The London Symphony Chorus was on predictably fine form too. Its choral weight and attack registering unfailingly from the opening Huntsman’s Chorus onwards. Both the chorus and Davis were keenly aware of the echoes of Haydn’s Die Jahreszeiten — they recorded it relatively recently — a little later on during the first act. Would that one could hear more choral singing of such distinction in the opera house! Simon O’Neill performed a decent, professional task. He can sing the notes — and did. He can sing the words too, but there remains, as I have generally found with this artist, a lurking suspicion that he is not always entirely clear what the words mean. Moreover, the pinched quality of his voice is, despite its heft, becoming increasingly pronounced. It is perhaps easier to take here than in a work on the scale of Die Meistersinger, but one could hardly call it ingratiating. Christine Brewer again certainly has the required vocal heft for the work. Her wobble became unduly pronounced in her second act aria, but sincerity of spirit won through here, and in a lovely third-act cavatina. To start with, I found Sally Matthews’s timbre a little pallid, but was soon won over. There was certainly much to esteem in her clarity of line (not least vis-à-vis certain of her colleagues), and she handled the coloratura not only with ease but with a sure understanding of its dramatic purpose. A distinguished performance indeed! Lars Woldt was a late replacement for Falk Struckmann as Kaspar. He shone in the role, not least on account of his natural ease with his native tongue. I can imagine some might have found his vibrato a little heavy — I did not — but there was, vibrato aside, something impressively resounding to his tonal quality and delivery. The appearance of Stephan Loges as Ottokar — it is pretty much impossible to judge his electronic appearance as Zamiel — made one wish, from its elegance of delivery, that the character had more to sing. Gidon Saks wobbled a bit as the Hermit, but I am not sure that matters too much with respect to that particular role. I should also definitely mention a winning, stylish Killian from Marcus Farnsworth; again, it was difficult not to wish that the role might be expanded. Martin Snell and Lucy Hall rounded off with aplomb a cast of many virtues.

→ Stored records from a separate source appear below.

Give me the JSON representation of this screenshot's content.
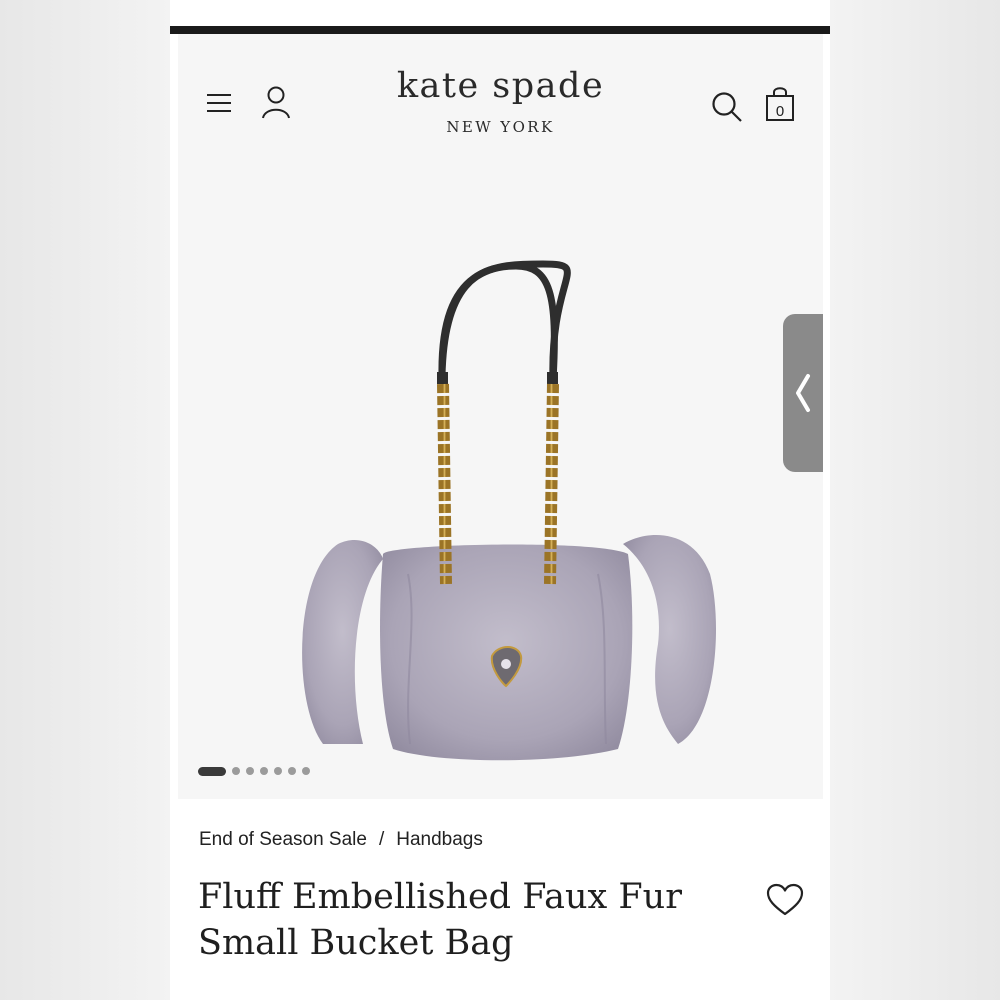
{
  "header": {
    "logo_main": "kate spade",
    "logo_sub": "NEW YORK",
    "menu_icon": "hamburger-menu-icon",
    "account_icon": "user-account-icon",
    "search_icon": "search-icon",
    "bag_icon": "shopping-bag-icon",
    "bag_count": "0"
  },
  "carousel": {
    "current_index": 1,
    "total": 7
  },
  "breadcrumb": {
    "items": [
      "End of Season Sale",
      "Handbags"
    ],
    "separator": "/"
  },
  "product": {
    "title_line1": "Fluff Embellished Faux Fur",
    "title_line2": "Small Bucket Bag",
    "wishlist_icon": "heart-icon"
  },
  "colors": {
    "fur": "#b3adbd",
    "hardware": "#c39a3f",
    "strap": "#2e2e2e",
    "text": "#222222"
  }
}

If it is difficult, then, quite to see those Bohemian Woods in the concrete jungle of the Barbican Centre, and the nature of the concert performance made for a less Romantic rendering than one would hope for in the theatre, this performance exhibited many singular qualities. It will certainly be worth hearing on CD.

Mark Berry

Send to a friend

Send a link to this article to a friend with an optional message.

Friend's Email Address: (required)

Your Email Address: (required)

Message (optional):